• YOUR INSTRUCTIONS:
Report, as a bare number, how many lines of the entries below contain "screenshot".

....

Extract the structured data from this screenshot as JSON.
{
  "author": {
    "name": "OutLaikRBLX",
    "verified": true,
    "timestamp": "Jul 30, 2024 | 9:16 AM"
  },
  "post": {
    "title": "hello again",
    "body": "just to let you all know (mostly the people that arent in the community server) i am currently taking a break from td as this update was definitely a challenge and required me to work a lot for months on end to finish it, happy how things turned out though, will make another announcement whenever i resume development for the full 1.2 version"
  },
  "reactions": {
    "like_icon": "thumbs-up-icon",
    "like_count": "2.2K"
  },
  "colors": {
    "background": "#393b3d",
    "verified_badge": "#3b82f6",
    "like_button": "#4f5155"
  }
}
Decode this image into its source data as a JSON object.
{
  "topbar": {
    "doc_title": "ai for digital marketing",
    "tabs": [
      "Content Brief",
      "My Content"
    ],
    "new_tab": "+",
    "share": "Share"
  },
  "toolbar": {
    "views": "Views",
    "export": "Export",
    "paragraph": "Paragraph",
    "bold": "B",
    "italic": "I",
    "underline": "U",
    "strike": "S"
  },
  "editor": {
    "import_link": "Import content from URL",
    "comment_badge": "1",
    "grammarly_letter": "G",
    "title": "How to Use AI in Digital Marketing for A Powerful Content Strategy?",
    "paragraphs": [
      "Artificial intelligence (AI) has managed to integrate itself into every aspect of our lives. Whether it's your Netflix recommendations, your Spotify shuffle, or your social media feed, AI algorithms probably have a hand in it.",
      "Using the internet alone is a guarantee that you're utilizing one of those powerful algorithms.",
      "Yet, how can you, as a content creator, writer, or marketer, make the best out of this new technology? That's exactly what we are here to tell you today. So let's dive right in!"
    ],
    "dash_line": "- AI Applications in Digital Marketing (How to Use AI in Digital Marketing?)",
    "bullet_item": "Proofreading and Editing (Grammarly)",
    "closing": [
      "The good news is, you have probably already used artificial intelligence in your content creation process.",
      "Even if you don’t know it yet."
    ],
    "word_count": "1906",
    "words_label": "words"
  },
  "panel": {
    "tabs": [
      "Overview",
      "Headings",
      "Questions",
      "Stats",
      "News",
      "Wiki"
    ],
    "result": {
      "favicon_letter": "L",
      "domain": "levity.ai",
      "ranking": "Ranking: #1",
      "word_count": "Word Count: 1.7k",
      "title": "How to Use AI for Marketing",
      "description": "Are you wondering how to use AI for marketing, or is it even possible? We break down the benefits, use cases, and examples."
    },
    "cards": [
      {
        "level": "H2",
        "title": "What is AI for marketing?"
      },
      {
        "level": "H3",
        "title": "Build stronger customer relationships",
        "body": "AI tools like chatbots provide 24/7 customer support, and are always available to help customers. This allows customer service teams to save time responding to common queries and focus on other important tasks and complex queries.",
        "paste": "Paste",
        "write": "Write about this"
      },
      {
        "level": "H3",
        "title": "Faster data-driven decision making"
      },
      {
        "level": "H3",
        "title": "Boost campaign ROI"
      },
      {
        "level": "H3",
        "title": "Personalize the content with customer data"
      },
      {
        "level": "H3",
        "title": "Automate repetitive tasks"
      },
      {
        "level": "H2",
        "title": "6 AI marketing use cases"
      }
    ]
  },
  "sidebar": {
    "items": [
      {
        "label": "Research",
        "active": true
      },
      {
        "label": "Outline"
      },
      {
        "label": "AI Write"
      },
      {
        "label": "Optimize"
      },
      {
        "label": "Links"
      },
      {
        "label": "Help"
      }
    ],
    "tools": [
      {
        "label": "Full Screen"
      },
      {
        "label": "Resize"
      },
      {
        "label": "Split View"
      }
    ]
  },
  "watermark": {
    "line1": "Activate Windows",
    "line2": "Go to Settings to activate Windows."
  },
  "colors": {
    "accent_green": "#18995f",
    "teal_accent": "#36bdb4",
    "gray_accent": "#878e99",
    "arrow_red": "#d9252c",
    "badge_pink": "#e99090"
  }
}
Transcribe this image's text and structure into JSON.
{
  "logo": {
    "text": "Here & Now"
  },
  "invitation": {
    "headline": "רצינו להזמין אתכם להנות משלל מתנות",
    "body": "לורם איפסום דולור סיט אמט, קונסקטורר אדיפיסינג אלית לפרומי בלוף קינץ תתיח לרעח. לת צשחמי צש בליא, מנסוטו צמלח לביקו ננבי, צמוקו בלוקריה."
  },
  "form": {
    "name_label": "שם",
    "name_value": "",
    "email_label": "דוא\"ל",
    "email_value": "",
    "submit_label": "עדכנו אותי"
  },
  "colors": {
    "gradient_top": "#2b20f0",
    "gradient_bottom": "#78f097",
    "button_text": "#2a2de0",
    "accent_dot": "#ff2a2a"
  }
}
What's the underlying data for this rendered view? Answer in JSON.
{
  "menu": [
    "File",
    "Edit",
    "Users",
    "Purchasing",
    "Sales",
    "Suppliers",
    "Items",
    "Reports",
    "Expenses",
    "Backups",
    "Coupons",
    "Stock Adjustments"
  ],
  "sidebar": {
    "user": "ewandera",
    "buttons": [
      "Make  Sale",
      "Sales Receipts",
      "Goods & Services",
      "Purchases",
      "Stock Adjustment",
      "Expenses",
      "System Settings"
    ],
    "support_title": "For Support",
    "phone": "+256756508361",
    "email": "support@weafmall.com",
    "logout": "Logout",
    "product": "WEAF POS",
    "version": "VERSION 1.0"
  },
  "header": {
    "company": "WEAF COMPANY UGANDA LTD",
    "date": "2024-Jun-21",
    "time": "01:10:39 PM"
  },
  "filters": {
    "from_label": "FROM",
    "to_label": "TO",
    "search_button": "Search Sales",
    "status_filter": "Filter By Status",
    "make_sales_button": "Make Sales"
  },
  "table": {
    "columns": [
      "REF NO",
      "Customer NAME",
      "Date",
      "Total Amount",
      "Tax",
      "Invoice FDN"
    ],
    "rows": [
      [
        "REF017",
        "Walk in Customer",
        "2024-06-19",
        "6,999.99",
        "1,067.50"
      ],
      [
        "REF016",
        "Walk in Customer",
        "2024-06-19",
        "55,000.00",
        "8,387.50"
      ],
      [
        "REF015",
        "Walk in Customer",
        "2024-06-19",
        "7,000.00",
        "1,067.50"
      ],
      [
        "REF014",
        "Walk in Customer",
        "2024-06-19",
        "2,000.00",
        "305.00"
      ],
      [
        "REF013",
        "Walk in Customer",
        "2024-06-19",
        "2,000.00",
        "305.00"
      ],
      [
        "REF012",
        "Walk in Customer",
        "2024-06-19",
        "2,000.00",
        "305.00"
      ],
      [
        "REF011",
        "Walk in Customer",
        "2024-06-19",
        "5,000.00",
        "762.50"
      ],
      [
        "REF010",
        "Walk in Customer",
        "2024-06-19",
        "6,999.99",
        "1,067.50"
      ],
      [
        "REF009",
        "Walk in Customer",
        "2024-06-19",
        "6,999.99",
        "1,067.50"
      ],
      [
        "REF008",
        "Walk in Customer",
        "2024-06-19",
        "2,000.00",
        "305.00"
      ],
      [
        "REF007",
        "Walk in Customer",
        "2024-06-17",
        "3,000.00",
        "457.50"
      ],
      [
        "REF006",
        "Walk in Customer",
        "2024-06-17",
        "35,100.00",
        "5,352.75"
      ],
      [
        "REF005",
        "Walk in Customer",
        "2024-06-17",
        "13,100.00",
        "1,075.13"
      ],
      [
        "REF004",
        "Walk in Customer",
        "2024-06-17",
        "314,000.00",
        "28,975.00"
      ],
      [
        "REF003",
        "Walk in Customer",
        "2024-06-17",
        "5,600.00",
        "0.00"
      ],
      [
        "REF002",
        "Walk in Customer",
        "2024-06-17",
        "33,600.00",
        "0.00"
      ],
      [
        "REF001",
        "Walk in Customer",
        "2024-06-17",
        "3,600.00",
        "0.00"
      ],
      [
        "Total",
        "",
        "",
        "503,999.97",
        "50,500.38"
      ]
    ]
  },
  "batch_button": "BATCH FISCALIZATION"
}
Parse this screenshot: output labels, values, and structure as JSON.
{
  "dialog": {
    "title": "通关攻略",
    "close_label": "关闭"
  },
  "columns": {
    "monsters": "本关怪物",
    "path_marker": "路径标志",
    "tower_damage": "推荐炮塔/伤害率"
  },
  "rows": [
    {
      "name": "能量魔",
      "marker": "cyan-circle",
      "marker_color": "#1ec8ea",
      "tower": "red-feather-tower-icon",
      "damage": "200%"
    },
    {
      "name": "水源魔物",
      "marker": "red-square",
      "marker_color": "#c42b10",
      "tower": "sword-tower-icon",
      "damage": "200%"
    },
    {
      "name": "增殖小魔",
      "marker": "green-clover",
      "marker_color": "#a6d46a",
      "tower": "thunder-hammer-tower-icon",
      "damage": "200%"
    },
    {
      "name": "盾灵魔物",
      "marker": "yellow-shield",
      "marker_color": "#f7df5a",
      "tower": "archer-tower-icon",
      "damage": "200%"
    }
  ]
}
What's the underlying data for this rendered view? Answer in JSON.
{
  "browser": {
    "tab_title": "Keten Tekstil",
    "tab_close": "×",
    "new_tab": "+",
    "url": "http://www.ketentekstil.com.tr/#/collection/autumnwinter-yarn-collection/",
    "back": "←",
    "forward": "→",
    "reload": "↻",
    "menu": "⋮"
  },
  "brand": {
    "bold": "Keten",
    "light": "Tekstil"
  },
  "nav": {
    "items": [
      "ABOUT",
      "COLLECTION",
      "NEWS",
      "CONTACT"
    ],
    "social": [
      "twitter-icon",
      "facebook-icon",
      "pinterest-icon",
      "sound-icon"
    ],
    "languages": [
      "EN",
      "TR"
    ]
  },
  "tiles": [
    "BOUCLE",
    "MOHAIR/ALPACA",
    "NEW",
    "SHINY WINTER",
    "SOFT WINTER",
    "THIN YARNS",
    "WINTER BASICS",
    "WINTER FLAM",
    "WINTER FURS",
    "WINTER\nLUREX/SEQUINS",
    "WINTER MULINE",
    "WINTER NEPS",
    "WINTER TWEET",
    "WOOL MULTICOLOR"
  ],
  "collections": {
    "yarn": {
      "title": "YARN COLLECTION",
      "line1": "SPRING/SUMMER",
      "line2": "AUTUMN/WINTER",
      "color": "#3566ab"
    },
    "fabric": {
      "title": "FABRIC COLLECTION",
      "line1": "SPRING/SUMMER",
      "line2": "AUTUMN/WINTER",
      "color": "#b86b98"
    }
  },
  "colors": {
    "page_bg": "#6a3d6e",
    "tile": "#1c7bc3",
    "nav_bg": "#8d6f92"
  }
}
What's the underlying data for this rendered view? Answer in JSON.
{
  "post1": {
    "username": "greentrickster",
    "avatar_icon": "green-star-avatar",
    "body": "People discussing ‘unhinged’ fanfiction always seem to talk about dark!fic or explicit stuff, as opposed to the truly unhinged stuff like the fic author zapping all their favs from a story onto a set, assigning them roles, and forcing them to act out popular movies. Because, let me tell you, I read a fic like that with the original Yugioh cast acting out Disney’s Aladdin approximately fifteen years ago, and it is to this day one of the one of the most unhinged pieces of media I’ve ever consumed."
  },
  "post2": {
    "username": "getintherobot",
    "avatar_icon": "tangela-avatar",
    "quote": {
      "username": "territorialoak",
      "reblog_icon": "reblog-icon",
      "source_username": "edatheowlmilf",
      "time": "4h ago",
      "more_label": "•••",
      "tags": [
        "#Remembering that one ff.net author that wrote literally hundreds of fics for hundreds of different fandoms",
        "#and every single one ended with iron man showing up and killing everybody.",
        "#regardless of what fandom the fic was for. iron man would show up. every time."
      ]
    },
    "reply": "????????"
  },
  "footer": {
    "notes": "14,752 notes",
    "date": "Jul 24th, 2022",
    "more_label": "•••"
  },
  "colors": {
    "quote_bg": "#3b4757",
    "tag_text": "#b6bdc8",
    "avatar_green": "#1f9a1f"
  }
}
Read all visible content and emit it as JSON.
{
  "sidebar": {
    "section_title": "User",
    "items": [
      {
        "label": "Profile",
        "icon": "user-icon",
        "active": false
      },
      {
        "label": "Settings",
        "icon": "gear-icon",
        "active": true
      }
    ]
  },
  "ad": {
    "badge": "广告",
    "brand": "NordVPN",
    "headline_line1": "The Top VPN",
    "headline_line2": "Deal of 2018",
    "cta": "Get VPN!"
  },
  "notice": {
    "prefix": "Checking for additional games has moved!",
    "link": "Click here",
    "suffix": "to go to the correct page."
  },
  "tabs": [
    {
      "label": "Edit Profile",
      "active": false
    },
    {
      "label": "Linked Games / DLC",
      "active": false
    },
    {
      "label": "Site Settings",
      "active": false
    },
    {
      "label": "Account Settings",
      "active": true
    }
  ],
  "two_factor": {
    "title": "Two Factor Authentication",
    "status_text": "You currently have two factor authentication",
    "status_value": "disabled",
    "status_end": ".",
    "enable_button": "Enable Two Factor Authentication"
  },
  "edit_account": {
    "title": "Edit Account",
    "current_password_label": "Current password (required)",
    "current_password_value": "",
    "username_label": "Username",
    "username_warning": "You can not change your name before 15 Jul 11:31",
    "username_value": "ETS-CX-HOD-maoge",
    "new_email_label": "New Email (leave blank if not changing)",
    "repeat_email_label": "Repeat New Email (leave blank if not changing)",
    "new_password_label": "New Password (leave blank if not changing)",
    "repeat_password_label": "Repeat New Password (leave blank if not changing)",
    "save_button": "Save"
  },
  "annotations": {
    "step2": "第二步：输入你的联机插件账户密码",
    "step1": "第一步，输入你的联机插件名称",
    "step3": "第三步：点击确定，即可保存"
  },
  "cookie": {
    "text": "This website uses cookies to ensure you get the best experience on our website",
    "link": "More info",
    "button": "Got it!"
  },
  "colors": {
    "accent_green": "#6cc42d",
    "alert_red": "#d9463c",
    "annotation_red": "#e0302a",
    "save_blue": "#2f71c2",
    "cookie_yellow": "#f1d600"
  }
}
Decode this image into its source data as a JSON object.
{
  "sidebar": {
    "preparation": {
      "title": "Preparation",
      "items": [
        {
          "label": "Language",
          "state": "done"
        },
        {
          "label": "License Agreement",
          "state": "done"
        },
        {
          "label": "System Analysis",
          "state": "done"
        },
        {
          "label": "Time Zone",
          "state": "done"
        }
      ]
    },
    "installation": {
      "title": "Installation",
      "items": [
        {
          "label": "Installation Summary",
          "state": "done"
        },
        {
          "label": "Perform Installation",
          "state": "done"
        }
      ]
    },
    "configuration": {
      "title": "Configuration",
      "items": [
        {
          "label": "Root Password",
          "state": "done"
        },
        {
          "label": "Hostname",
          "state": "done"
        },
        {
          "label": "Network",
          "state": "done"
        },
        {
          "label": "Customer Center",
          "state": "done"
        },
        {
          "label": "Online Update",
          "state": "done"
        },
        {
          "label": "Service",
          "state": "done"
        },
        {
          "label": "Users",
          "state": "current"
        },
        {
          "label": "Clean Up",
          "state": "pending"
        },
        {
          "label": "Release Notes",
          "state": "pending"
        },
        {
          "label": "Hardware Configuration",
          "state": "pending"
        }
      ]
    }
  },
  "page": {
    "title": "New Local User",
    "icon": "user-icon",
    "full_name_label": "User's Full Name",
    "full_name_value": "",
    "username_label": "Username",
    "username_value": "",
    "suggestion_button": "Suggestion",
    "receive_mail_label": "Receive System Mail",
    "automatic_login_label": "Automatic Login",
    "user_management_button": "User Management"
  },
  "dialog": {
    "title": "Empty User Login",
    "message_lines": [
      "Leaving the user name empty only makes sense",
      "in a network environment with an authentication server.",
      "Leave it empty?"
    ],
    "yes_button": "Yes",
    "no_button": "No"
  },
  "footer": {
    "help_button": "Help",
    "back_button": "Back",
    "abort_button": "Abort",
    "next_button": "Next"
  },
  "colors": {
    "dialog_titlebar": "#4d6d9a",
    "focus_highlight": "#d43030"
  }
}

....

• ANSWER TO THIS TASK:
2